Due to a sex ratio imbalance and marriage squeeze in China, many males of marriageable ages cannot find wives. To meet their sexual needs, those bachelors tend to use the internet to find sexual partners in recent years. However, studies on the psychosocial mechanisms underlying having sex with partners met online are scarce. This study examined the relationship between attitude, subjective norms, perceived behavior control, and having sex with online partners based on the Theory of Planned Behavior (TPB). The data were obtained from a cross-sectional survey of bachelors (with rural household registration, at least 28 years old and never married) (N = 735) in several regions of China. Logistic regression models show that attitudes and subjective norms were significantly associated with having sex with online partners. The mediation analysis further indicated that the intention of seeking sex partners online partially mediated the relationships across attitudes, subjective norms, and having sex with partners online. This study provides a better understanding of factors associated with having sex with partners met online. It also extends research concerning a population that is understudied. Additionally, it shows the applicability of the TBP model in explaining the factors associated with having sex with partners.
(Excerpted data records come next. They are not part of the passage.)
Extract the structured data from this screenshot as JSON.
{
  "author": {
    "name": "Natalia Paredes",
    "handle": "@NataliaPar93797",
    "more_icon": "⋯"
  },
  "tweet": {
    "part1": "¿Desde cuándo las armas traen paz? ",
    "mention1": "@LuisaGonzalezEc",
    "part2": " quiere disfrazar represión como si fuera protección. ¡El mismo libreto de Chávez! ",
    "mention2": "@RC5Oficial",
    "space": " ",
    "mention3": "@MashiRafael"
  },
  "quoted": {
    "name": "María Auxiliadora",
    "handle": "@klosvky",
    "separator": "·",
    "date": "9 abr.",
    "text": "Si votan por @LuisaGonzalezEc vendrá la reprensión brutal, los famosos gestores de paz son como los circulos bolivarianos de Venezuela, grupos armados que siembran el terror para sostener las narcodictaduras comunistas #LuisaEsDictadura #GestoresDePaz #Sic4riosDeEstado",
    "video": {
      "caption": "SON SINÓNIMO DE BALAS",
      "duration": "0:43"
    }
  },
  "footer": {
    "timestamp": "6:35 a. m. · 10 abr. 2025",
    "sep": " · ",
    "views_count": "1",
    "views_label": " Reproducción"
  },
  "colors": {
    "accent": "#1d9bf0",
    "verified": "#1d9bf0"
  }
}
Having sex with partners met online among bachelors in China: Application of the theory of planned behavior